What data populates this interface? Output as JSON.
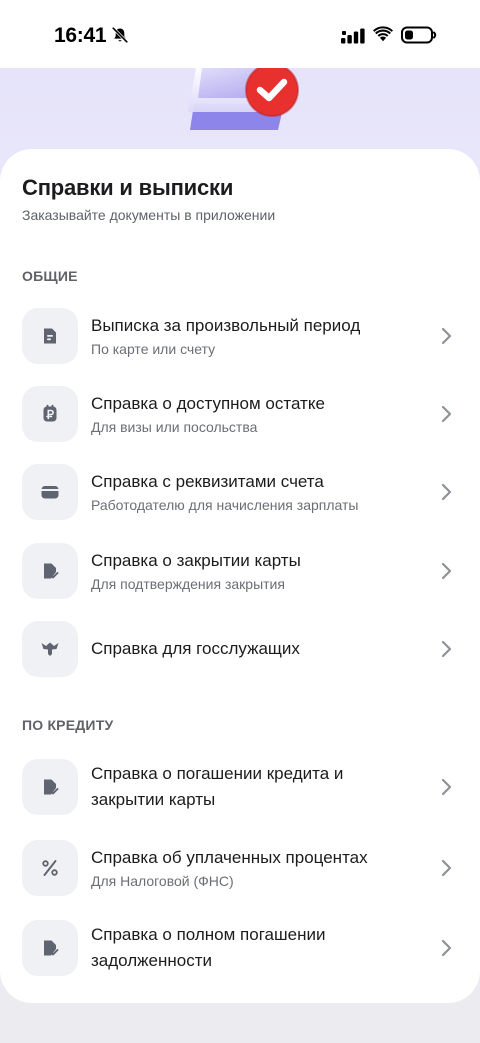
{
  "status_bar": {
    "time": "16:41",
    "icons": [
      "bell-slash-icon",
      "cellular-signal-icon",
      "wifi-icon",
      "battery-icon"
    ]
  },
  "hero": {
    "illustration": "document-checkmark-icon",
    "accent_color": "#ea2b2b",
    "background_color": "#e6e3fa"
  },
  "header": {
    "title": "Справки и выписки",
    "subtitle": "Заказывайте документы в приложении"
  },
  "sections": [
    {
      "title": "ОБЩИЕ",
      "items": [
        {
          "icon": "document-icon",
          "title": "Выписка за произвольный период",
          "subtitle": "По карте или счету"
        },
        {
          "icon": "ruble-document-icon",
          "title": "Справка о доступном остатке",
          "subtitle": "Для визы или посольства"
        },
        {
          "icon": "wallet-icon",
          "title": "Справка с реквизитами счета",
          "subtitle": "Работодателю для начисления зарплаты"
        },
        {
          "icon": "document-check-icon",
          "title": "Справка о закрытии карты",
          "subtitle": "Для подтверждения закрытия"
        },
        {
          "icon": "coat-of-arms-icon",
          "title": "Справка для госслужащих",
          "subtitle": ""
        }
      ]
    },
    {
      "title": "ПО КРЕДИТУ",
      "items": [
        {
          "icon": "document-check-icon",
          "title": "Справка о погашении кредита и закрытии карты",
          "subtitle": ""
        },
        {
          "icon": "percent-icon",
          "title": "Справка об уплаченных процентах",
          "subtitle": "Для Налоговой (ФНС)"
        },
        {
          "icon": "document-check-icon",
          "title": "Справка о полном погашении задолженности",
          "subtitle": ""
        }
      ]
    }
  ],
  "colors": {
    "text_primary": "#1c1c1e",
    "text_secondary": "#6b6f75",
    "icon_bg": "#f0f1f4",
    "icon_fg": "#5e6470",
    "chevron": "#8e9299"
  }
}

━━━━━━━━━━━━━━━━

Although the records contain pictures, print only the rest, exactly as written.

What data populates this interface? Output as JSON.
{
  "status_bar": {
    "time": "16:41",
    "icons": [
      "bell-slash-icon",
      "cellular-signal-icon",
      "wifi-icon",
      "battery-icon"
    ]
  },
  "hero": {
    "illustration": "document-checkmark-icon",
    "accent_color": "#ea2b2b",
    "background_color": "#e6e3fa"
  },
  "header": {
    "title": "Справки и выписки",
    "subtitle": "Заказывайте документы в приложении"
  },
  "sections": [
    {
      "title": "ОБЩИЕ",
      "items": [
        {
          "icon": "document-icon",
          "title": "Выписка за произвольный период",
          "subtitle": "По карте или счету"
        },
        {
          "icon": "ruble-document-icon",
          "title": "Справка о доступном остатке",
          "subtitle": "Для визы или посольства"
        },
        {
          "icon": "wallet-icon",
          "title": "Справка с реквизитами счета",
          "subtitle": "Работодателю для начисления зарплаты"
        },
        {
          "icon": "document-check-icon",
          "title": "Справка о закрытии карты",
          "subtitle": "Для подтверждения закрытия"
        },
        {
          "icon": "coat-of-arms-icon",
          "title": "Справка для госслужащих",
          "subtitle": ""
        }
      ]
    },
    {
      "title": "ПО КРЕДИТУ",
      "items": [
        {
          "icon": "document-check-icon",
          "title": "Справка о погашении кредита и закрытии карты",
          "subtitle": ""
        },
        {
          "icon": "percent-icon",
          "title": "Справка об уплаченных процентах",
          "subtitle": "Для Налоговой (ФНС)"
        },
        {
          "icon": "document-check-icon",
          "title": "Справка о полном погашении задолженности",
          "subtitle": ""
        }
      ]
    }
  ],
  "colors": {
    "text_primary": "#1c1c1e",
    "text_secondary": "#6b6f75",
    "icon_bg": "#f0f1f4",
    "icon_fg": "#5e6470",
    "chevron": "#8e9299"
  }
}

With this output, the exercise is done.